The majority of marketing literature – both academic and practitioner oriented – tends to focus on two key actors in the marketplace: the consumer and the producer. In particular, the literature foregrounds mutually beneficial processes of value creation that take place as the two parties engage in various exchanges and transactions. Although a fruitful endeavor, this transaction-oriented approach relegates to secondary status the plethora of other marketplace participants and members of society that also affect and are affected by the focal transaction. Indeed, any exchange between producers and consumers will not exist in a vacuum, but will influence (and be influenced by) myriad social and institutional processes, such as changing cultural, social, and regulatory norms and structures. This dissertation focuses precisely on these complex interrelationships. Over the course of three essays, I examine how market actors are influenced by, respond to, and shape the broader institutional and social context in which they are embedded. Using marketing systems as an enabling theory, I illustrate how markets are complex systems embedded in social and cultural environments. In marketing systems, change is seldom isolated and confined to a given part of the system, but rather has a ripple effect on other system participants and antecedents. Marketers, consumers, policymakers, and other system participants act and react to one another, each seeking to exert their influence on the marketing system with a particular goal or desired outcome in mind.
|Translated title of the contribution||Negotiating Change in Marketing Systems - A Collection of Essays|
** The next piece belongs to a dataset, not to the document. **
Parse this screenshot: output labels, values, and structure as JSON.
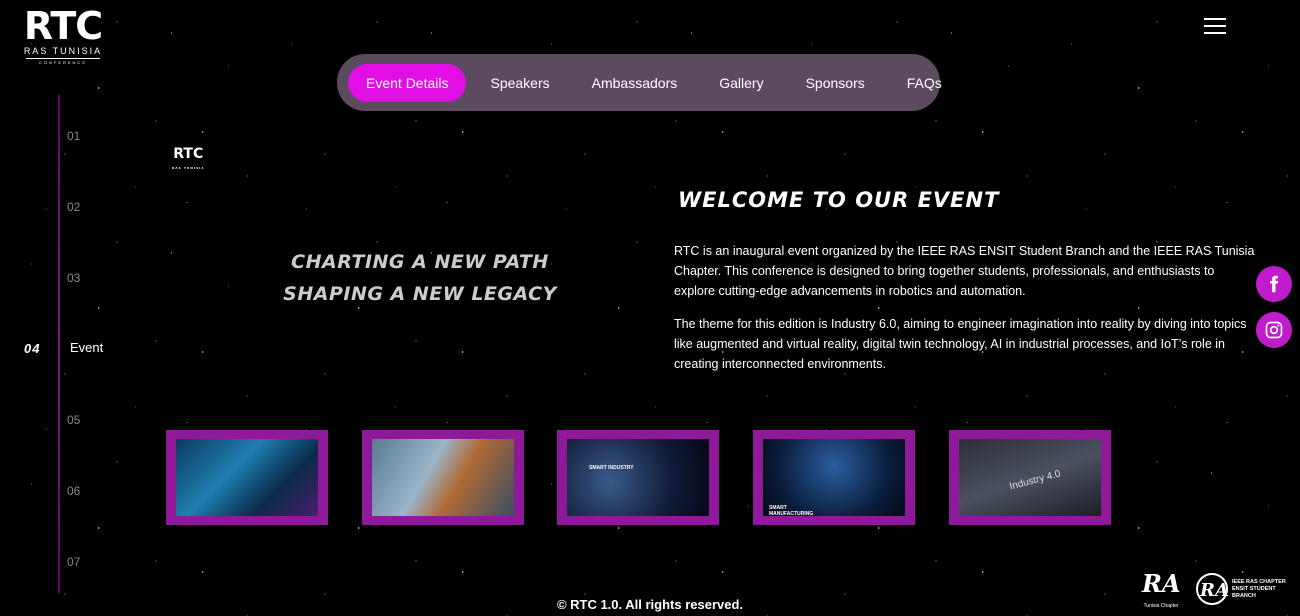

|Publication status||Published - 2019|
|MoE publication type||G5 Doctoral dissertation (article)|
- marketing systems
- consumer research
- consumer wellbeing